Whatever I may feel about the ache and sag of time's passage, at least I am truly, deeply grateful to no longer be in fifth grade.

xo Amy

Thursday, February 7, 2013

The Train

My daughter had just been admitted to a hospital up north near her college and I needed to get there. I’m not the greatest driver even when I’m not anxious and sleep deprived, plus my beloved van though certainly willing, may no longer be equal to such a long trip.

The only thing that gave me pause was that the train stretched the six hour drive into ten because of all the stops. But I ultimately decided those four hours were a fair exchange for the chance to stare stupidly out the train window, maybe even nap. I printed out my novel-in-progress on the off chance I’d be able to work, and packed two novels in case I just wanted to read.

Mitch dropped me at the station with almost an hour cushion to ensure I wasn’t adding any stress to my current load.

It turned out I had ample time to appreciate the beauty of Union Station’s architecture, the tile work, the soaring ceilings, the marble and light, because there was a delay.

Mitch offered to pick me back up and take me to rent a reliable car to cut my time losses. But I insisted on sticking to the plan. 

Three and a half hours later, the train pulled into the station. The odd characters with whom I'd passed the time boarded the train with me and we were whisked away. Ah!

But two hours or so from home, we came to an unexplained halt. 

The grumbling and theorizing among my fellow passengers increased as we remained unmoving.

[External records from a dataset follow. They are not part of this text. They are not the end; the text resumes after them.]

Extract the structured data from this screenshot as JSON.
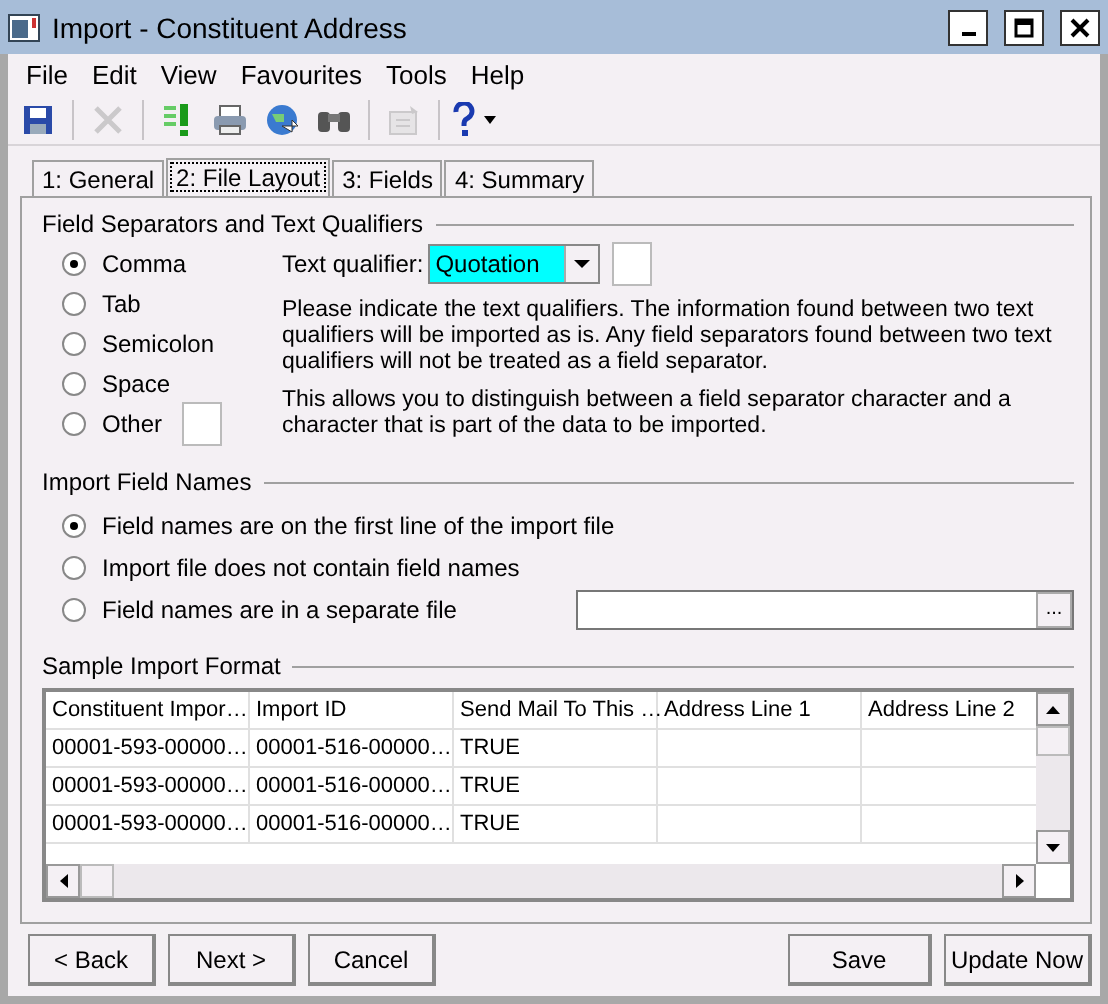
{
  "window": {
    "title": "Import - Constituent Address"
  },
  "menu": [
    "File",
    "Edit",
    "View",
    "Favourites",
    "Tools",
    "Help"
  ],
  "toolbar": [
    {
      "kind": "save",
      "disabled": false
    },
    {
      "kind": "delete",
      "disabled": true
    },
    {
      "kind": "run",
      "disabled": false
    },
    {
      "kind": "print",
      "disabled": false
    },
    {
      "kind": "globe",
      "disabled": false
    },
    {
      "kind": "find",
      "disabled": false
    },
    {
      "kind": "properties",
      "disabled": true
    },
    {
      "kind": "help",
      "disabled": false
    }
  ],
  "tabs": [
    {
      "label": "1: General",
      "selected": false
    },
    {
      "label": "2: File Layout",
      "selected": true
    },
    {
      "label": "3: Fields",
      "selected": false
    },
    {
      "label": "4: Summary",
      "selected": false
    }
  ],
  "separators": {
    "title": "Field Separators and Text Qualifiers",
    "options": [
      {
        "label": "Comma",
        "selected": true,
        "kind": "plain"
      },
      {
        "label": "Tab",
        "selected": false,
        "kind": "plain"
      },
      {
        "label": "Semicolon",
        "selected": false,
        "kind": "plain"
      },
      {
        "label": "Space",
        "selected": false,
        "kind": "plain"
      },
      {
        "label": "Other",
        "selected": false,
        "kind": "field"
      }
    ],
    "qualifier": {
      "label": "Text qualifier:",
      "value": "Quotation"
    },
    "notes": [
      "Please indicate the text qualifiers.  The information found between two text qualifiers will be imported as is.  Any field separators found between two text qualifiers will not be treated as a field separator.",
      "This allows you to distinguish between a field separator character and a character that is part of the data to be imported."
    ]
  },
  "field_names": {
    "title": "Import Field Names",
    "options": [
      {
        "label": "Field names are on the first line of the import file",
        "selected": true,
        "kind": "plain"
      },
      {
        "label": "Import file does not contain field names",
        "selected": false,
        "kind": "plain"
      },
      {
        "label": "Field names are in a separate file",
        "selected": false,
        "kind": "file"
      }
    ],
    "browse": "..."
  },
  "sample": {
    "title": "Sample Import Format",
    "columns": [
      "Constituent Impor…",
      "Import ID",
      "Send Mail To This …",
      "Address Line 1",
      "Address Line 2"
    ],
    "rows": [
      [
        "00001-593-00000…",
        "00001-516-00000…",
        "TRUE",
        "",
        ""
      ],
      [
        "00001-593-00000…",
        "00001-516-00000…",
        "TRUE",
        "",
        ""
      ],
      [
        "00001-593-00000…",
        "00001-516-00000…",
        "TRUE",
        "",
        ""
      ]
    ]
  },
  "buttons": {
    "left": [
      "< Back",
      "Next >",
      "Cancel"
    ],
    "right": [
      "Save",
      "Update Now"
    ]
  }
}
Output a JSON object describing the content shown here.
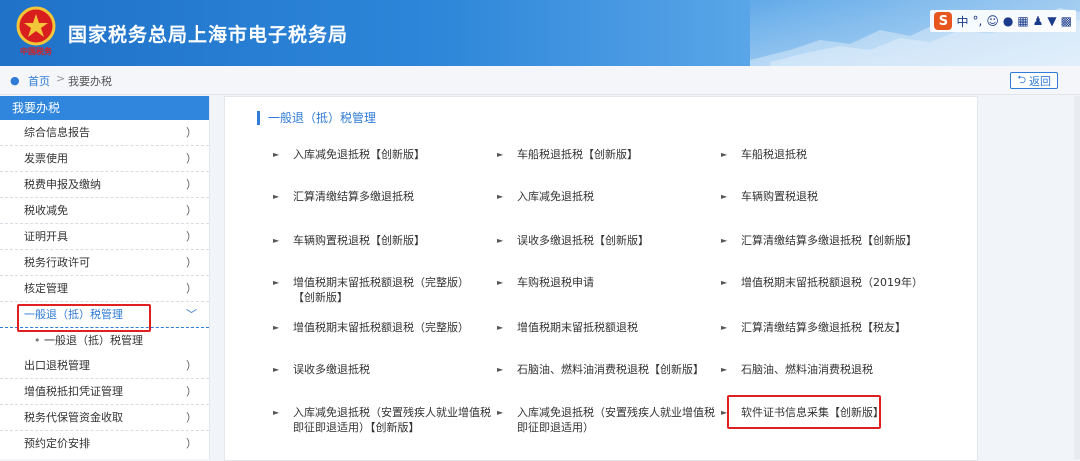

Time passed and we were given no official explanation. 

Luckily, the men working downstairs in the snack car were not so reticent.  They told me someone did themselves in by jumping in front of the train. 

I knew trains probably killed hundreds of mice, and rats and bunnies, as well as thousands of bugs a day.  But according to the snack guys, except for the annoying interruption of service, human death was no biggie either. 

One of them said he’d had one in New Mexico last week that they cleared in just over an hour, but usually by the time they got the coroner to the crime scene, and cleaned up all the bits, a suicide averaged anywhere between three and six hours. 

I changed my order from coffee to wine and returned to my seat. I texted everyone who needed to know, and their reactions ran between sympathetic, to grossed out, to furious on my behalf. 

But besides cursing the vagaries of train travel, the ineptitude of AMTRAK, or even the the random tragedy of the poor dead guy’s misery, the thing that seized me was that I'd had to be told  that I'd just been part of an instrument of death. 

You’d think there’d have been a shiver or strange sensation at the moment of impact at least. A cosmic, creepy something, an instinctive sorrow or sick feeling... But I'd been no more aware of the man's death on the track than of the bugs' on the windshield. 

Eerie oblivion.

xo Amy